__TASK OBJECTIVE__
Everything in the records below should be set down again, word for word.

*** DATA TO USE Section Begins ***

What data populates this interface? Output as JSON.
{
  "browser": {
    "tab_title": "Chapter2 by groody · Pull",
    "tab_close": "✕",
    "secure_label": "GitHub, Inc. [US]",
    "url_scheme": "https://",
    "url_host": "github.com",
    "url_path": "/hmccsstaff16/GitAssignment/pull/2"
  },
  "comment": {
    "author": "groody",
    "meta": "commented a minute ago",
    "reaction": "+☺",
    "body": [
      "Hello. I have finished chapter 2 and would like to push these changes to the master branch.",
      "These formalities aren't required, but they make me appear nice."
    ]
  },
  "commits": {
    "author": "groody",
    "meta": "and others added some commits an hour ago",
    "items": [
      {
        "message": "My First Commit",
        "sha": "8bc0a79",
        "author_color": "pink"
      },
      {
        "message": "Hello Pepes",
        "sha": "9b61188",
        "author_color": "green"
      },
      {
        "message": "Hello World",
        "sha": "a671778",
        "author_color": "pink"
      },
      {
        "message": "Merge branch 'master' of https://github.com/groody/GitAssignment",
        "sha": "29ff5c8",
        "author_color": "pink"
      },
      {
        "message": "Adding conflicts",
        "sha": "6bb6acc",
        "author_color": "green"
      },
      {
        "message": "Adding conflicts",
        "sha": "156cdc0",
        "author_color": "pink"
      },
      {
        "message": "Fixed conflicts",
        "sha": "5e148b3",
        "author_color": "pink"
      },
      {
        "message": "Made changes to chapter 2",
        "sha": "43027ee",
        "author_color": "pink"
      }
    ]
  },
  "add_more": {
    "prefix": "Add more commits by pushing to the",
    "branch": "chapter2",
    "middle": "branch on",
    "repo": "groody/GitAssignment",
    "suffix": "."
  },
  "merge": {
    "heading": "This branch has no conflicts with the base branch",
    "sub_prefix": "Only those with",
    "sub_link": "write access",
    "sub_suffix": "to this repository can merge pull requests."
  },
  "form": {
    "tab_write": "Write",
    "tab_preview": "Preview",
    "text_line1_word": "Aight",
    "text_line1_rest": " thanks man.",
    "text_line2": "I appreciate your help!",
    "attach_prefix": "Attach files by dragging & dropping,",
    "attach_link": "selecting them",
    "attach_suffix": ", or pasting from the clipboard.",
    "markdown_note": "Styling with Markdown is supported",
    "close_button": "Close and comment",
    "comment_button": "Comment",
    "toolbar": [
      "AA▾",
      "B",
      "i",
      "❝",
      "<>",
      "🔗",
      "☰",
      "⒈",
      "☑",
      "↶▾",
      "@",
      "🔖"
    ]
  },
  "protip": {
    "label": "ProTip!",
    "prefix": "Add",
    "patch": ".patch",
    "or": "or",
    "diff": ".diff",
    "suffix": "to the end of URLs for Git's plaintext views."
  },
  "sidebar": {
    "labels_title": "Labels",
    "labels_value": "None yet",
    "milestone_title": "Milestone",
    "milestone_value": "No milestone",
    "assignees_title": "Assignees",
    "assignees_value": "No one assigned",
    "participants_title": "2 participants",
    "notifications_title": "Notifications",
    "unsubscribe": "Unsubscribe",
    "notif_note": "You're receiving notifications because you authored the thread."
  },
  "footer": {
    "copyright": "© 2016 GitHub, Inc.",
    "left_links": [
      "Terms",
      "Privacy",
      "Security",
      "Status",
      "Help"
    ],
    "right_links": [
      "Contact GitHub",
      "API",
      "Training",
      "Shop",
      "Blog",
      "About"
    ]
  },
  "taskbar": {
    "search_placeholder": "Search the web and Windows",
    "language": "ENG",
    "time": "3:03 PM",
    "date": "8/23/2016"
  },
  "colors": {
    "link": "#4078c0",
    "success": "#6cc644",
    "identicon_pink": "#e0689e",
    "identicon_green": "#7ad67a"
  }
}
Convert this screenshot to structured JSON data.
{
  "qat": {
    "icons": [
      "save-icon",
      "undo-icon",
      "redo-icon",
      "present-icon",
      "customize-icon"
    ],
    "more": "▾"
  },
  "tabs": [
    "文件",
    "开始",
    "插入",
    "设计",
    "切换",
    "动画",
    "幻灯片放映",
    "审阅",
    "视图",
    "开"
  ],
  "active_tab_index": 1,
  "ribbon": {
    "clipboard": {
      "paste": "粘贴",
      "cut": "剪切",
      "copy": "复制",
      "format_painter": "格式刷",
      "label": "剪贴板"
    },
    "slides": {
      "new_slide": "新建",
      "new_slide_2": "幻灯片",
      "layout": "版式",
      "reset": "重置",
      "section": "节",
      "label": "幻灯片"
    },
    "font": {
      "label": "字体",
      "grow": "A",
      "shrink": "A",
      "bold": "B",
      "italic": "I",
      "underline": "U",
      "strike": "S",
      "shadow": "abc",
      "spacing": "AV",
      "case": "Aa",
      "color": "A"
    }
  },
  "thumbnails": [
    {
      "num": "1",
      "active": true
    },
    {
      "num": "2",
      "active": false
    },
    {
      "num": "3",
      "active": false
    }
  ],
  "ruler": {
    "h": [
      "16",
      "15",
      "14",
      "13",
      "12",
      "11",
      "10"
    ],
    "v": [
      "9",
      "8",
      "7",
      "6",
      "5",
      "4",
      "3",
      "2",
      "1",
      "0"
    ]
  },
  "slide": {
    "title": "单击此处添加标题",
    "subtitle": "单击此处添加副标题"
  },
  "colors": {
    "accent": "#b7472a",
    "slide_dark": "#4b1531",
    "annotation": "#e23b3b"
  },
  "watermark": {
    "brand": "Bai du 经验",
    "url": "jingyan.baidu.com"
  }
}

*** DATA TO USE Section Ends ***

__TASK ANSWER__
What data populates this interface? Output as JSON.
{
  "browser": {
    "tab_title": "Chapter2 by groody · Pull",
    "tab_close": "✕",
    "secure_label": "GitHub, Inc. [US]",
    "url_scheme": "https://",
    "url_host": "github.com",
    "url_path": "/hmccsstaff16/GitAssignment/pull/2"
  },
  "comment": {
    "author": "groody",
    "meta": "commented a minute ago",
    "reaction": "+☺",
    "body": [
      "Hello. I have finished chapter 2 and would like to push these changes to the master branch.",
      "These formalities aren't required, but they make me appear nice."
    ]
  },
  "commits": {
    "author": "groody",
    "meta": "and others added some commits an hour ago",
    "items": [
      {
        "message": "My First Commit",
        "sha": "8bc0a79",
        "author_color": "pink"
      },
      {
        "message": "Hello Pepes",
        "sha": "9b61188",
        "author_color": "green"
      },
      {
        "message": "Hello World",
        "sha": "a671778",
        "author_color": "pink"
      },
      {
        "message": "Merge branch 'master' of https://github.com/groody/GitAssignment",
        "sha": "29ff5c8",
        "author_color": "pink"
      },
      {
        "message": "Adding conflicts",
        "sha": "6bb6acc",
        "author_color": "green"
      },
      {
        "message": "Adding conflicts",
        "sha": "156cdc0",
        "author_color": "pink"
      },
      {
        "message": "Fixed conflicts",
        "sha": "5e148b3",
        "author_color": "pink"
      },
      {
        "message": "Made changes to chapter 2",
        "sha": "43027ee",
        "author_color": "pink"
      }
    ]
  },
  "add_more": {
    "prefix": "Add more commits by pushing to the",
    "branch": "chapter2",
    "middle": "branch on",
    "repo": "groody/GitAssignment",
    "suffix": "."
  },
  "merge": {
    "heading": "This branch has no conflicts with the base branch",
    "sub_prefix": "Only those with",
    "sub_link": "write access",
    "sub_suffix": "to this repository can merge pull requests."
  },
  "form": {
    "tab_write": "Write",
    "tab_preview": "Preview",
    "text_line1_word": "Aight",
    "text_line1_rest": " thanks man.",
    "text_line2": "I appreciate your help!",
    "attach_prefix": "Attach files by dragging & dropping,",
    "attach_link": "selecting them",
    "attach_suffix": ", or pasting from the clipboard.",
    "markdown_note": "Styling with Markdown is supported",
    "close_button": "Close and comment",
    "comment_button": "Comment",
    "toolbar": [
      "AA▾",
      "B",
      "i",
      "❝",
      "<>",
      "🔗",
      "☰",
      "⒈",
      "☑",
      "↶▾",
      "@",
      "🔖"
    ]
  },
  "protip": {
    "label": "ProTip!",
    "prefix": "Add",
    "patch": ".patch",
    "or": "or",
    "diff": ".diff",
    "suffix": "to the end of URLs for Git's plaintext views."
  },
  "sidebar": {
    "labels_title": "Labels",
    "labels_value": "None yet",
    "milestone_title": "Milestone",
    "milestone_value": "No milestone",
    "assignees_title": "Assignees",
    "assignees_value": "No one assigned",
    "participants_title": "2 participants",
    "notifications_title": "Notifications",
    "unsubscribe": "Unsubscribe",
    "notif_note": "You're receiving notifications because you authored the thread."
  },
  "footer": {
    "copyright": "© 2016 GitHub, Inc.",
    "left_links": [
      "Terms",
      "Privacy",
      "Security",
      "Status",
      "Help"
    ],
    "right_links": [
      "Contact GitHub",
      "API",
      "Training",
      "Shop",
      "Blog",
      "About"
    ]
  },
  "taskbar": {
    "search_placeholder": "Search the web and Windows",
    "language": "ENG",
    "time": "3:03 PM",
    "date": "8/23/2016"
  },
  "colors": {
    "link": "#4078c0",
    "success": "#6cc644",
    "identicon_pink": "#e0689e",
    "identicon_green": "#7ad67a"
  }
}
Convert this screenshot to structured JSON data.
{
  "qat": {
    "icons": [
      "save-icon",
      "undo-icon",
      "redo-icon",
      "present-icon",
      "customize-icon"
    ],
    "more": "▾"
  },
  "tabs": [
    "文件",
    "开始",
    "插入",
    "设计",
    "切换",
    "动画",
    "幻灯片放映",
    "审阅",
    "视图",
    "开"
  ],
  "active_tab_index": 1,
  "ribbon": {
    "clipboard": {
      "paste": "粘贴",
      "cut": "剪切",
      "copy": "复制",
      "format_painter": "格式刷",
      "label": "剪贴板"
    },
    "slides": {
      "new_slide": "新建",
      "new_slide_2": "幻灯片",
      "layout": "版式",
      "reset": "重置",
      "section": "节",
      "label": "幻灯片"
    },
    "font": {
      "label": "字体",
      "grow": "A",
      "shrink": "A",
      "bold": "B",
      "italic": "I",
      "underline": "U",
      "strike": "S",
      "shadow": "abc",
      "spacing": "AV",
      "case": "Aa",
      "color": "A"
    }
  },
  "thumbnails": [
    {
      "num": "1",
      "active": true
    },
    {
      "num": "2",
      "active": false
    },
    {
      "num": "3",
      "active": false
    }
  ],
  "ruler": {
    "h": [
      "16",
      "15",
      "14",
      "13",
      "12",
      "11",
      "10"
    ],
    "v": [
      "9",
      "8",
      "7",
      "6",
      "5",
      "4",
      "3",
      "2",
      "1",
      "0"
    ]
  },
  "slide": {
    "title": "单击此处添加标题",
    "subtitle": "单击此处添加副标题"
  },
  "colors": {
    "accent": "#b7472a",
    "slide_dark": "#4b1531",
    "annotation": "#e23b3b"
  },
  "watermark": {
    "brand": "Bai du 经验",
    "url": "jingyan.baidu.com"
  }
}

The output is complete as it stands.